Activity → The entries below should be quoted exactly, with no pictures carried over.

───── Records for the task

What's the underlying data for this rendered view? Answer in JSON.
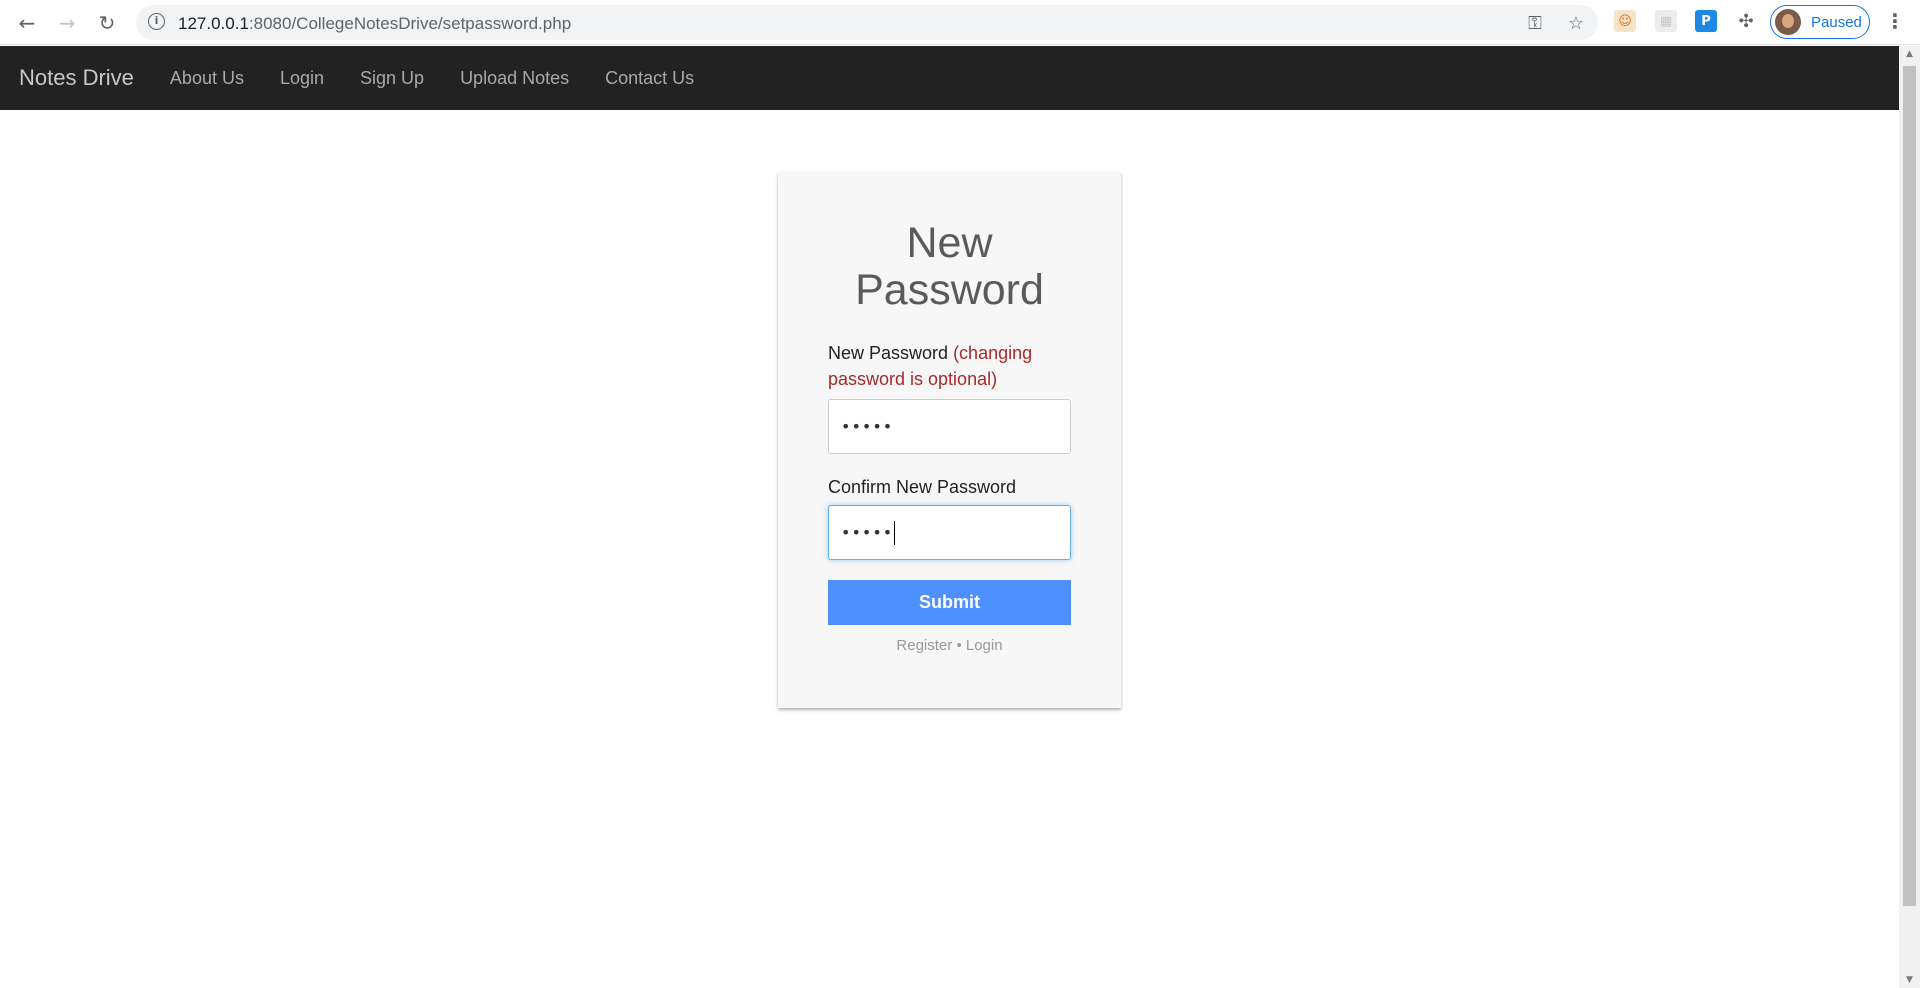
{
  "browser": {
    "url_host": "127.0.0.1",
    "url_rest": ":8080/CollegeNotesDrive/setpassword.php",
    "profile_label": "Paused",
    "info_icon": "info-icon",
    "colors": {
      "accent": "#1a73e8"
    }
  },
  "navbar": {
    "brand": "Notes Drive",
    "links": [
      "About Us",
      "Login",
      "Sign Up",
      "Upload Notes",
      "Contact Us"
    ]
  },
  "card": {
    "title_line1": "New",
    "title_line2": "Password",
    "new_password_label": "New Password",
    "new_password_hint": "(changing password is optional)",
    "new_password_value": "•••••",
    "confirm_label": "Confirm New Password",
    "confirm_value": "•••••",
    "submit_label": "Submit",
    "footer_register": "Register",
    "footer_separator": "•",
    "footer_login": "Login"
  },
  "colors": {
    "navbar_bg": "#222222",
    "submit_bg": "#4d90fe",
    "hint_color": "#a52a2a"
  }
}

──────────

Response to this exercise →
What's the underlying data for this rendered view? Answer in JSON.
{
  "browser": {
    "url_host": "127.0.0.1",
    "url_rest": ":8080/CollegeNotesDrive/setpassword.php",
    "profile_label": "Paused",
    "info_icon": "info-icon",
    "colors": {
      "accent": "#1a73e8"
    }
  },
  "navbar": {
    "brand": "Notes Drive",
    "links": [
      "About Us",
      "Login",
      "Sign Up",
      "Upload Notes",
      "Contact Us"
    ]
  },
  "card": {
    "title_line1": "New",
    "title_line2": "Password",
    "new_password_label": "New Password",
    "new_password_hint": "(changing password is optional)",
    "new_password_value": "•••••",
    "confirm_label": "Confirm New Password",
    "confirm_value": "•••••",
    "submit_label": "Submit",
    "footer_register": "Register",
    "footer_separator": "•",
    "footer_login": "Login"
  },
  "colors": {
    "navbar_bg": "#222222",
    "submit_bg": "#4d90fe",
    "hint_color": "#a52a2a"
  }
}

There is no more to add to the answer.